[Items from an interface collection]
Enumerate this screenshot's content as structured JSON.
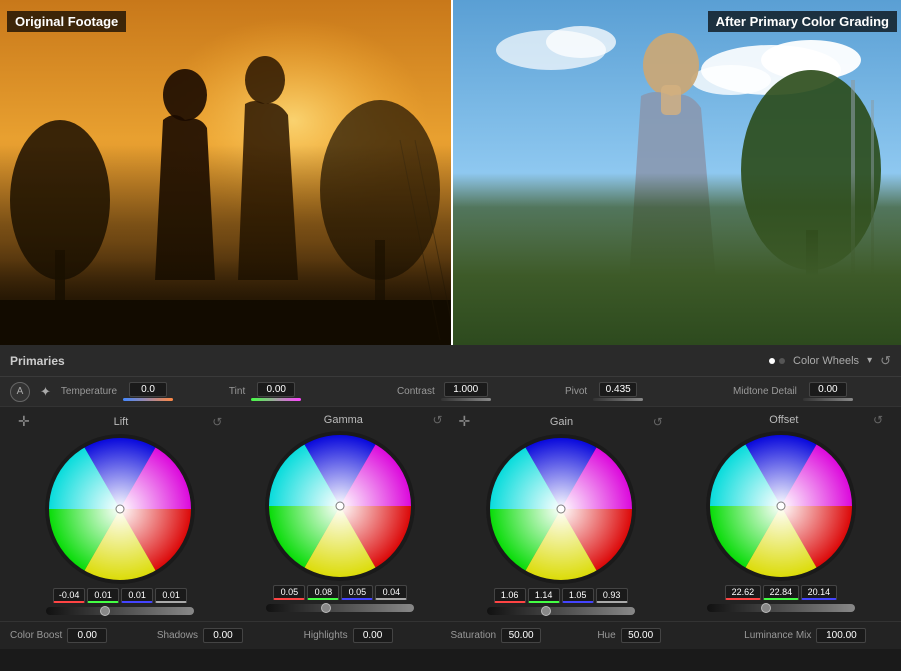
{
  "labels": {
    "original": "Original Footage",
    "graded": "After Primary Color Grading"
  },
  "panel": {
    "title": "Primaries",
    "color_wheels_label": "Color Wheels",
    "auto_label": "A",
    "toolbar": {
      "temperature_label": "Temperature",
      "temperature_value": "0.0",
      "tint_label": "Tint",
      "tint_value": "0.00",
      "contrast_label": "Contrast",
      "contrast_value": "1.000",
      "pivot_label": "Pivot",
      "pivot_value": "0.435",
      "midtone_label": "Midtone Detail",
      "midtone_value": "0.00"
    },
    "wheels": [
      {
        "id": "lift",
        "title": "Lift",
        "dot_x": "50%",
        "dot_y": "50%",
        "values": [
          "-0.04",
          "0.01",
          "0.01",
          "0.01"
        ]
      },
      {
        "id": "gamma",
        "title": "Gamma",
        "dot_x": "50%",
        "dot_y": "50%",
        "values": [
          "0.05",
          "0.08",
          "0.05",
          "0.04"
        ]
      },
      {
        "id": "gain",
        "title": "Gain",
        "dot_x": "50%",
        "dot_y": "50%",
        "values": [
          "1.06",
          "1.14",
          "1.05",
          "0.93"
        ]
      },
      {
        "id": "offset",
        "title": "Offset",
        "dot_x": "50%",
        "dot_y": "50%",
        "values": [
          "22.62",
          "22.84",
          "20.14",
          ""
        ]
      }
    ],
    "bottom": {
      "color_boost_label": "Color Boost",
      "color_boost_value": "0.00",
      "shadows_label": "Shadows",
      "shadows_value": "0.00",
      "highlights_label": "Highlights",
      "highlights_value": "0.00",
      "saturation_label": "Saturation",
      "saturation_value": "50.00",
      "hue_label": "Hue",
      "hue_value": "50.00",
      "luminance_mix_label": "Luminance Mix",
      "luminance_mix_value": "100.00"
    }
  }
}
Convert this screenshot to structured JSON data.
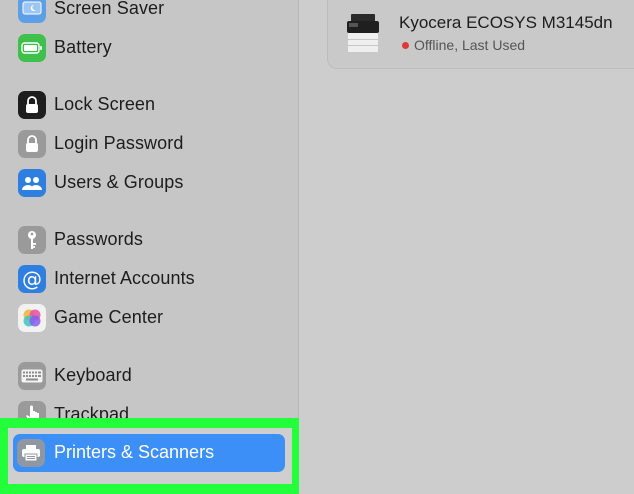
{
  "sidebar": {
    "items": [
      {
        "label": "Screen Saver",
        "icon": "screen-saver-icon"
      },
      {
        "label": "Battery",
        "icon": "battery-icon"
      },
      {
        "label": "Lock Screen",
        "icon": "lock-screen-icon"
      },
      {
        "label": "Login Password",
        "icon": "padlock-icon"
      },
      {
        "label": "Users & Groups",
        "icon": "users-icon"
      },
      {
        "label": "Passwords",
        "icon": "key-icon"
      },
      {
        "label": "Internet Accounts",
        "icon": "at-sign-icon"
      },
      {
        "label": "Game Center",
        "icon": "game-center-icon"
      },
      {
        "label": "Keyboard",
        "icon": "keyboard-icon"
      },
      {
        "label": "Trackpad",
        "icon": "trackpad-icon"
      },
      {
        "label": "Printers & Scanners",
        "icon": "printer-icon"
      }
    ],
    "selected": "Printers & Scanners"
  },
  "printer": {
    "name": "Kyocera ECOSYS M3145dn",
    "status": "Offline, Last Used",
    "status_color": "#e0393a",
    "icon": "printer-device-icon"
  },
  "colors": {
    "accent": "#3c8ff6",
    "highlight": "#23ff3a"
  }
}
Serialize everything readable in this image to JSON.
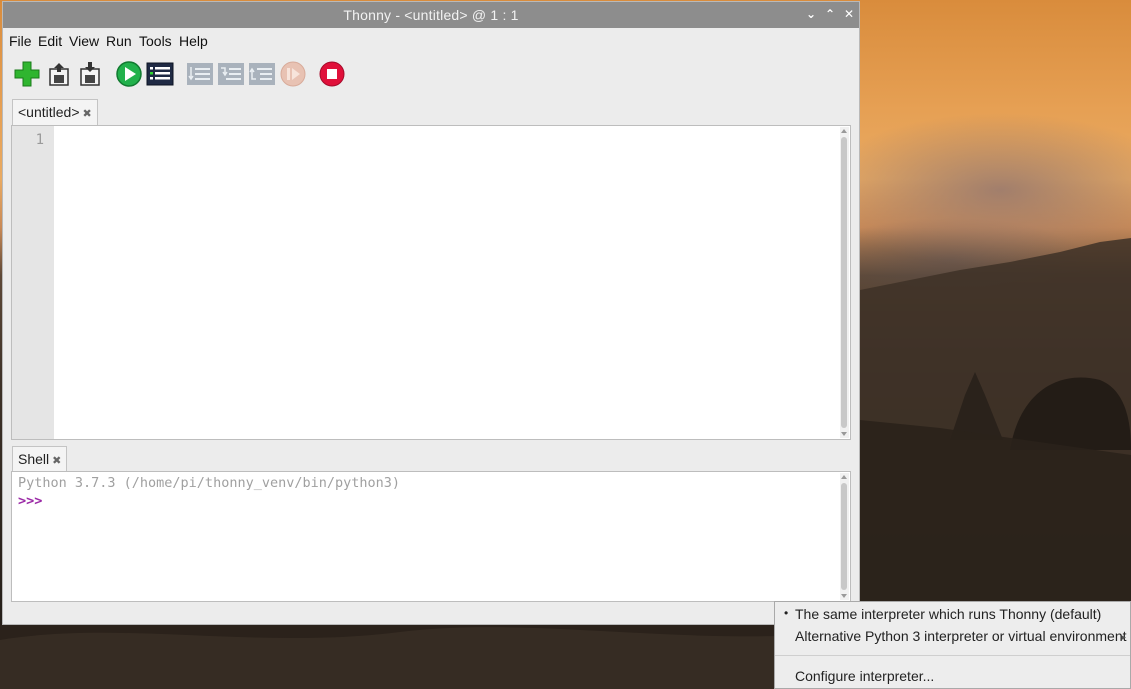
{
  "window": {
    "title": "Thonny  -  <untitled>  @  1 : 1",
    "controls": {
      "minimize": "⌄",
      "maximize": "⌃",
      "close": "✕"
    }
  },
  "menubar": {
    "items": [
      "File",
      "Edit",
      "View",
      "Run",
      "Tools",
      "Help"
    ]
  },
  "toolbar": {
    "buttons": [
      {
        "icon": "new-file-icon",
        "enabled": true
      },
      {
        "icon": "open-file-icon",
        "enabled": true
      },
      {
        "icon": "save-file-icon",
        "enabled": true
      },
      {
        "icon": "run-icon",
        "enabled": true
      },
      {
        "icon": "debug-icon",
        "enabled": true
      },
      {
        "icon": "step-over-icon",
        "enabled": false
      },
      {
        "icon": "step-into-icon",
        "enabled": false
      },
      {
        "icon": "step-out-icon",
        "enabled": false
      },
      {
        "icon": "resume-icon",
        "enabled": false
      },
      {
        "icon": "stop-icon",
        "enabled": true
      }
    ]
  },
  "editor": {
    "tab_label": "<untitled>",
    "tab_close": "✖",
    "line_numbers": [
      "1"
    ]
  },
  "shell": {
    "tab_label": "Shell",
    "tab_close": "✖",
    "banner": "Python 3.7.3 (/home/pi/thonny_venv/bin/python3)",
    "prompt": ">>>"
  },
  "interpreter_menu": {
    "items": [
      {
        "label": "The same interpreter which runs Thonny (default)",
        "bullet": "•"
      },
      {
        "label": "Alternative Python 3 interpreter or virtual environment",
        "submenu_arrow": "▸"
      },
      {
        "label": "Configure interpreter..."
      }
    ]
  },
  "colors": {
    "titlebar": "#8d8d8d",
    "prompt": "#9b2aa6",
    "banner": "#a0a0a0",
    "run_green": "#22b14c",
    "stop_red": "#e0103a"
  }
}
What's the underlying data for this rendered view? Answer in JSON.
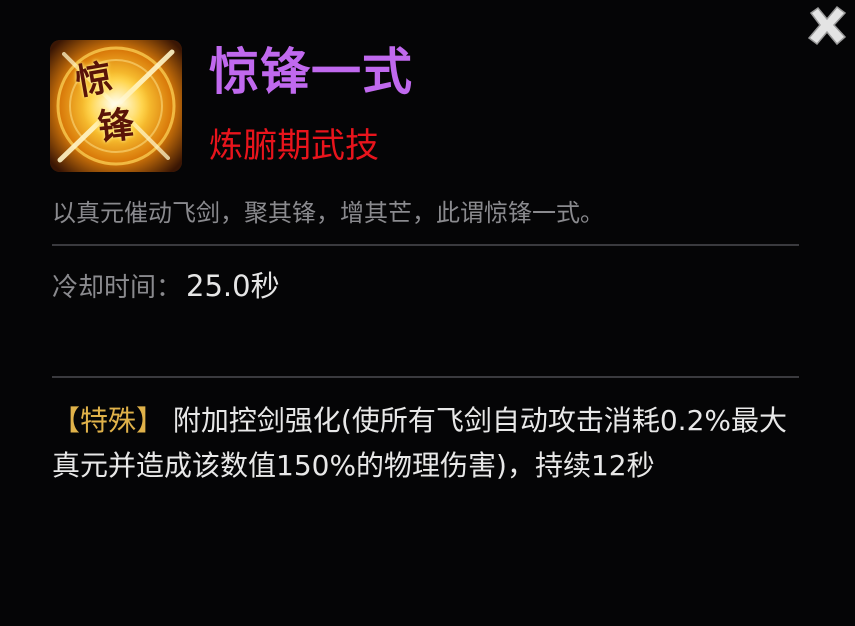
{
  "skill": {
    "icon": "feng-sword-icon",
    "icon_chars": [
      "惊",
      "锋"
    ],
    "name": "惊锋一式",
    "type": "炼腑期武技",
    "description": "以真元催动飞剑，聚其锋，增其芒，此谓惊锋一式。",
    "cooldown_label": "冷却时间：",
    "cooldown_value": "25.0秒",
    "effect_tag": "【特殊】",
    "effect_text": "附加控剑强化(使所有飞剑自动攻击消耗0.2%最大真元并造成该数值150%的物理伤害)，持续12秒"
  },
  "colors": {
    "name": "#c069ee",
    "type": "#e8141c",
    "tag": "#e0b24a",
    "muted": "#8a8a8e",
    "text": "#e8e8e8"
  },
  "controls": {
    "close_icon": "close-icon"
  }
}
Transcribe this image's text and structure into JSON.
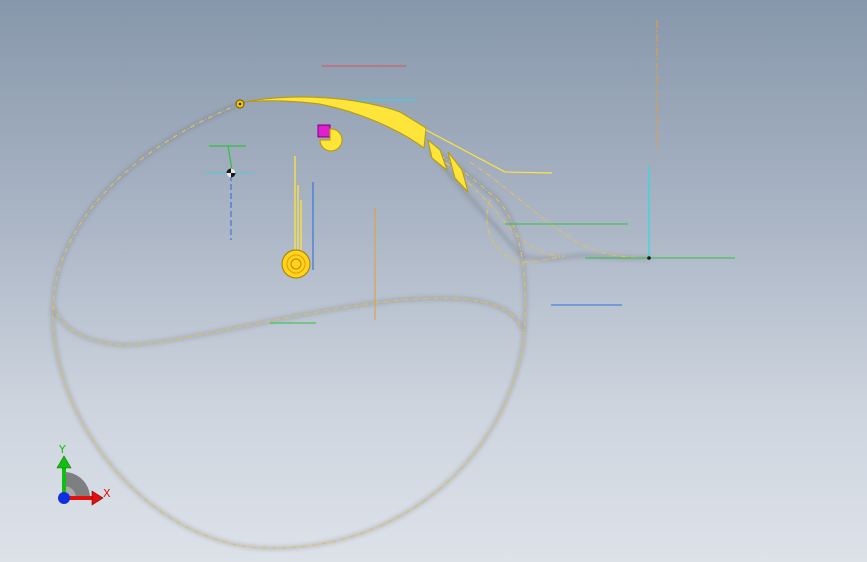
{
  "viewport": {
    "background_top": "#8797ab",
    "background_bottom": "#dde2e9"
  },
  "colors": {
    "sketch_curve": "#d8c070",
    "sketch_shadow": "#4a4a44",
    "feature_fill": "#ffe43a",
    "feature_edge": "#b89a00",
    "point_selected": "#e020d0",
    "ref_red": "#e05050",
    "ref_cyan": "#30d8e0",
    "ref_green": "#30c040",
    "ref_blue": "#3070e0",
    "ref_orange": "#e0a040",
    "triad_x": "#e01010",
    "triad_y": "#10c010",
    "triad_z": "#1030e0"
  },
  "triad": {
    "x_label": "X",
    "y_label": "Y"
  },
  "icons": {
    "origin": "origin-point-icon",
    "sketch_point": "sketch-point-icon",
    "coordinate_triad": "coordinate-triad-icon"
  }
}
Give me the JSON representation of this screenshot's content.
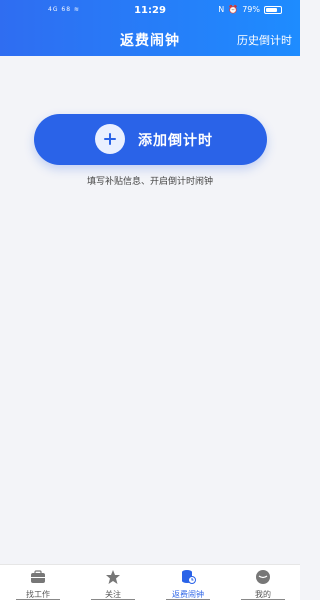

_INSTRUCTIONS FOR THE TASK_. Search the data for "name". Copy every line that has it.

_WRITTEN SOLUTION_.
    "name": "Kyocera ECOSYS M3145dn",
    "name": "惊锋一式",
    "name": "#c069ee",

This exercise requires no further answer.